2. I have an inordinate love of apple cider
3. Washington State apples in local grocery stores are $1.79 per pound
A retired orchardman from across the border in Ohio comes to prune our orchard. He is an interesting and saintly man, and reminds me of the "dressers of vines" from the Old Testament.The first year, I thought I would haul the trimmings away as he cut. I soon found it was impossible to keep up with a man who arrives at the job with three chainsaws ready to go. As soon as one saw ran out of fuel, he picked up the next.
In the wake of his creative destruction, I must deal with the trimmings. Some of it makes good firewood. I get a few walking sticks and tool handles. However, most of it heads for a burn pile. To prevent disease, it must be hauled some distance away. First I go through and trim the firewood. I tend to dull more chainsaw blades than working in the woodlot. Apple wood grows at right angles, and many odd shapes. As I load the brush on a cart, the whip ends slash my ears and poke my eyes. The cart holds too little, because the apple wood will not stack like other brush. I could cut it smaller, and dull more chains, or haul bigger pieces and get whipped in the ear more. I once tried loading a hay wagon instead of the cart, but the wagon would not fit in the orchard rows.

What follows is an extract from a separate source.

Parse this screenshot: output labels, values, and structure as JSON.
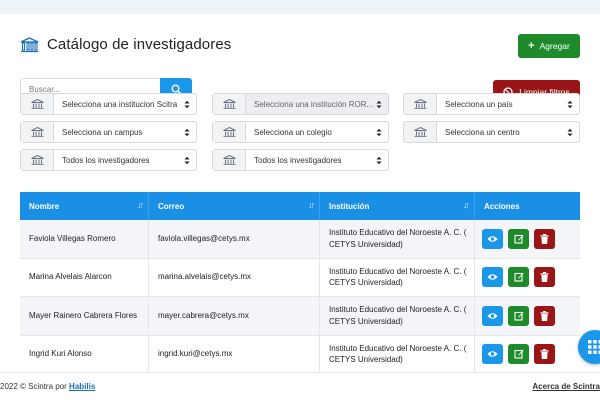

There is no way around this job. While I do it, I try to focus on a future beatific vision of a Fall day, when we take a load of apples to the commercial press down the road. I look forward to pressing a small load at home with my friend and neighbor, a local dairyman. We do this the old fashioned way for the pleasure of catching up with each other in our busy lives, and enjoying good food. I remember with gratitude that we actually own these trees and the land underneath. And finally, being Good Friday, I recall that a poke in the eye and a stinging ear are only dust in the face of betrayal,scourging, mockery,and crucifixion for the sins of the whole world. I have no case.